Posted 7 May 2019 at 9:39 am

Editor:

Kerri Richardson, president of Clear Skies Above Barre, recently wrote a letter about her version of the High Sheldon Wind Farm tour, sponsored by Apex. To say that she has misrepresented the information presented is an understatement.

As she was very open in saying, she missed a major part of the tour which was the bus ride, because the second part of the bus ride was an actual tour of the operating wind farm, guided by an actual lease holder. This portion also included a stop at the base of an operating turbine.  Exactly the type that she has specified in her smoke screen of publicly available facts that have no bearing on the actual intent of the letter, which is to twist the limited information that she did get into some sort of attempt at showing what was a quite positive presentation in the most negative light possible.

Ms. Richardson’s organization would better be named, “Keep our taxes High in Barre” as one of the better benefits of the placement of wind turbines in Sheldon has been the abatement of property taxes for the entire area. Not just the lease holders, but the entire town. The PILOT payments from Invenergy have given the town operating capital that is more than enough to do improvement projects as well as general upkeep on all town properties. The local schools and fire departments have benefited as well, since they are also taxing entities and get PILOT money too.

Ms. Richardson is very good at citing the smallest downside of anything as the biggest worry possible.  A decline in population (not directly attributable to the wind turbines) is not necessarily a bad thing, especially when it is opening land for farming. The tax abatement provided by the development of the wind farm has given many local farmers the relief that they have needed to hold onto their farms and continue the family business. And no matter what she classifies as “business,” I would like to assure Ms. Richardson that farms are indeed serious business.

Having heard only a small portion of the conversation about migratory birds, Ms. Richardson seems to believe that there is no sort of protections being implemented to protect the waterfowl that traverse our skies every spring and fall. She seems to imply that the birds will be decimated as if they were flying directly into a food processor. This is simply not the case. First and foremost there will most certainly be a review of the application by the DEC, and they will have to sign off on the application. Without their approval this project won’t be done.

The Town of Barre and any other taxing entities could benefit greatly from the placement of wind turbines. We currently “make” milk, some vegetables and cow manure. The tax benefits of these are quite small, and the farmers bear the greatest burden. If we want Barre to survive, and even thrive, then we need to let this process take place.

We need to do our work on making the best possible deal. Supervisor Pogue and the Zoning board have to step up and do their part as well.  The variance needs to be granted for the height exception to the current zoning ordinance, during consideration of a permanent change.

One of the biggest fears that I hear is that the development may be abandoned if it is not profitable enough, and the town will be left with unmaintained turbines standing in the town.
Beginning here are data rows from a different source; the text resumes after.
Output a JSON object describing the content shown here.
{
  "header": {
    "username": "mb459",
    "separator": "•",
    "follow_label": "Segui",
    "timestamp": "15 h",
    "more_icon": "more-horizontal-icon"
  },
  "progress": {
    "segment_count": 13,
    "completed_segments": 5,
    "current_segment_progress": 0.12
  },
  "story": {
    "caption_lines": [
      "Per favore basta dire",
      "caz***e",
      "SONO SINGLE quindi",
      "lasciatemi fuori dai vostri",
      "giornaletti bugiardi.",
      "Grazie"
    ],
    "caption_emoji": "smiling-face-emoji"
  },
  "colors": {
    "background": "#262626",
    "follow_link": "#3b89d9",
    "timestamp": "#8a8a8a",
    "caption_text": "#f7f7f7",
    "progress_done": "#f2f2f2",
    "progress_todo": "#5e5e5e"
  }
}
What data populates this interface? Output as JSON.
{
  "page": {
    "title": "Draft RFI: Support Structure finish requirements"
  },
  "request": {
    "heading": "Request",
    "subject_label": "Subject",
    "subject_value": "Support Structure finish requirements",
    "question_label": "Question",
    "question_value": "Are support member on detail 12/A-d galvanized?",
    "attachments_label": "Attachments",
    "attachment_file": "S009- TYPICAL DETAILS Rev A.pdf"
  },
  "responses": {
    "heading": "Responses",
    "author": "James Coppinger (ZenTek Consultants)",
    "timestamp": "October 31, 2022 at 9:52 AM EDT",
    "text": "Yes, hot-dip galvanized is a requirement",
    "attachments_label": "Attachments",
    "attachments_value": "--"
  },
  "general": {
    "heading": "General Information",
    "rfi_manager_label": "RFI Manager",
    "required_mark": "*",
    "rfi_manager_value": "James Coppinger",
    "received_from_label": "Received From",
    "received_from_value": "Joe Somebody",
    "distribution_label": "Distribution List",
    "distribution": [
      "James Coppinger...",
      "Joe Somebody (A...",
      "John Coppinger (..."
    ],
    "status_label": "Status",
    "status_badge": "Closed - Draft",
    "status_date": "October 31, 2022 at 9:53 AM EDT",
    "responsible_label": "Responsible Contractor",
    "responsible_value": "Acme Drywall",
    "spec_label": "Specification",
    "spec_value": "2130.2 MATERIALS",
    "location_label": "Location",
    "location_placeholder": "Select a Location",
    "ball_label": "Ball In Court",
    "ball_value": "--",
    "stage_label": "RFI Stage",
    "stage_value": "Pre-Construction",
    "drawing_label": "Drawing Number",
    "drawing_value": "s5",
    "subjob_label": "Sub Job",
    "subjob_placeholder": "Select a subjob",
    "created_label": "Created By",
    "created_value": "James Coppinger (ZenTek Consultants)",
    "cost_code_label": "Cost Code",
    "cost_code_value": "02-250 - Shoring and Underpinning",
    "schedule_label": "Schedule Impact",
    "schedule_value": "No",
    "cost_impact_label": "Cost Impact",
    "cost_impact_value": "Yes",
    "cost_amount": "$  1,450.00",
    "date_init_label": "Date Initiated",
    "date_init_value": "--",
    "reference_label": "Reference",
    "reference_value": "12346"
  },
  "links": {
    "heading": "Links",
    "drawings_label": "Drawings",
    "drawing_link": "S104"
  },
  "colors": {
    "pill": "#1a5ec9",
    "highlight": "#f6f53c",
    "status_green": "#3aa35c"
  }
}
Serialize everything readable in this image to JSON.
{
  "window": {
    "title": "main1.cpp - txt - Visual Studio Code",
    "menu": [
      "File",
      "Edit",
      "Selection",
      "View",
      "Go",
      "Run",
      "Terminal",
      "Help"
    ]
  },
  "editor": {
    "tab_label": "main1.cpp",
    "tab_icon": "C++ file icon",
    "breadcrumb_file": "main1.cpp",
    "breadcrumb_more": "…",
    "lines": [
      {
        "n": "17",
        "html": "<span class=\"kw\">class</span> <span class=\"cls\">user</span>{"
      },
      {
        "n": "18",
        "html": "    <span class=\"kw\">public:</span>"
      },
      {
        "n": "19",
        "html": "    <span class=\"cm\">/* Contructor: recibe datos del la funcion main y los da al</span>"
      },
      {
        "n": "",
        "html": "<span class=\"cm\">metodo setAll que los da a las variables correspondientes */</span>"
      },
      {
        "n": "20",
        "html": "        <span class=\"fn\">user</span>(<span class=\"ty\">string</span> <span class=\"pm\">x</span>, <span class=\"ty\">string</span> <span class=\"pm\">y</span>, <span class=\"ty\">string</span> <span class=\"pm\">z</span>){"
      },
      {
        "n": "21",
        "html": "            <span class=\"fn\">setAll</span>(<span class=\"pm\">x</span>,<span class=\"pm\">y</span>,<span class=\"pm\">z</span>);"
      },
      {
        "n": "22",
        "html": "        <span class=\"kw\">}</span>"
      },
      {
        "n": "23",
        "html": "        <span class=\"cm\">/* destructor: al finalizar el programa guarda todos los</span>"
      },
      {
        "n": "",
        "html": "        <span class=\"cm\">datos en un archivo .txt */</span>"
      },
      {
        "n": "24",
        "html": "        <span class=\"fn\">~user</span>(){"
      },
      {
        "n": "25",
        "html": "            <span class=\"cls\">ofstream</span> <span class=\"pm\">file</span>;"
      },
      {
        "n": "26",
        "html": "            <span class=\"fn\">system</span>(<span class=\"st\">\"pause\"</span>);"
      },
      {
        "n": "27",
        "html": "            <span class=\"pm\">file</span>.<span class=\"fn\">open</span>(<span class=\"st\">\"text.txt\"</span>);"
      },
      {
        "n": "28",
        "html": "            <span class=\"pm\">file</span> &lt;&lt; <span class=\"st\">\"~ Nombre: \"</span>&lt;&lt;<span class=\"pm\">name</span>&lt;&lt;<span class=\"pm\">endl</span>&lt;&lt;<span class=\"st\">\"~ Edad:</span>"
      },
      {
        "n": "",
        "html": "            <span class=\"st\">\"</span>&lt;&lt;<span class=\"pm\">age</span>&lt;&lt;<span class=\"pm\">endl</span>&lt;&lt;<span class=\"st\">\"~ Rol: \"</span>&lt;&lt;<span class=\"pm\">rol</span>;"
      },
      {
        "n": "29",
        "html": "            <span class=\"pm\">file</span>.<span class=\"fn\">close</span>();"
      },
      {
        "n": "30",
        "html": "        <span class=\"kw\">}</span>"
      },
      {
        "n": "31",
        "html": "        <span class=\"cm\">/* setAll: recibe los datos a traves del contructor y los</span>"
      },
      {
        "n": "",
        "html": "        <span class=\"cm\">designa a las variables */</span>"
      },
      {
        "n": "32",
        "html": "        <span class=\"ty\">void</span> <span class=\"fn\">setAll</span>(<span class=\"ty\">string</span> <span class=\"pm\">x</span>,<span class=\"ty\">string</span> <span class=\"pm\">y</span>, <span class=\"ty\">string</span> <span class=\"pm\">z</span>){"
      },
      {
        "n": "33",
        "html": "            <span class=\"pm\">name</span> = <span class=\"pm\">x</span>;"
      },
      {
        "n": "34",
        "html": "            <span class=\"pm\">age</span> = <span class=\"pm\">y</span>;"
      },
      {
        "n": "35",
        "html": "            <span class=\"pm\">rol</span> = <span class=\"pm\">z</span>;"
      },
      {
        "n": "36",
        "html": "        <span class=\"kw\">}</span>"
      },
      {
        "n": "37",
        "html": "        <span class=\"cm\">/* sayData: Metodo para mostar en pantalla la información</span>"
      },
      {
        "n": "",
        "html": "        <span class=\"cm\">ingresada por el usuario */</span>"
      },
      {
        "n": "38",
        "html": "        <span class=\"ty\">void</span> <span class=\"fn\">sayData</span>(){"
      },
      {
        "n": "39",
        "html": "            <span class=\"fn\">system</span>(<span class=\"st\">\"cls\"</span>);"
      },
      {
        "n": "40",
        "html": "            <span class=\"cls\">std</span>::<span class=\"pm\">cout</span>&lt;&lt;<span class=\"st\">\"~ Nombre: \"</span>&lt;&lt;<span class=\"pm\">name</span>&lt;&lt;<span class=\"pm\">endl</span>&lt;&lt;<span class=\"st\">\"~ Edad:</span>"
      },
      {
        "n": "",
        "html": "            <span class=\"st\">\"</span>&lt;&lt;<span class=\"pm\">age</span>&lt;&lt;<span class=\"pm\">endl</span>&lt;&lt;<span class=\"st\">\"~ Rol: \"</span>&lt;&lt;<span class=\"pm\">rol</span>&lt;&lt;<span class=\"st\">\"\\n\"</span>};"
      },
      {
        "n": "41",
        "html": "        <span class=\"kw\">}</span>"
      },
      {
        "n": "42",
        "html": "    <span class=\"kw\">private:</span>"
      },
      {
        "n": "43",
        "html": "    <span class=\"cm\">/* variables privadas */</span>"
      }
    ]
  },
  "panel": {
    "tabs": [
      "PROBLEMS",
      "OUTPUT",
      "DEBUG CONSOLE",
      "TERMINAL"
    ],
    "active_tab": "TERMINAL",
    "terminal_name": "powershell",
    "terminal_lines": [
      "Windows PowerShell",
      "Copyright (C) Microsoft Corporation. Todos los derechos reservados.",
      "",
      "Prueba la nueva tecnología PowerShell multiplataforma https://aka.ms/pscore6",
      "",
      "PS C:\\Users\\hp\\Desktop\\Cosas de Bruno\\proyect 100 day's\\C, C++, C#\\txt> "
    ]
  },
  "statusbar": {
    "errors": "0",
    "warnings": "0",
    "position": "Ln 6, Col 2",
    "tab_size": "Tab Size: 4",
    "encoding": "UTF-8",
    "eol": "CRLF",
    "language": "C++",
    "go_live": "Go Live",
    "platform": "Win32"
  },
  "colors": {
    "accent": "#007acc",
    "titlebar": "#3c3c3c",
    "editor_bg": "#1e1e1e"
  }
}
There is a mandated bond contingency to cover that possibility but it is highly unlikely, as the development wouldn’t even be this far along if they thought that this was going to be an unprofitable location. No profitable business is abandoned. Even if it is sold, once the infrastructure is in place, the worst thing that is likely to happen is that it will eventually be improved and made more efficient.

Karl White

Elba

(Mr. White is also a Barre landowner)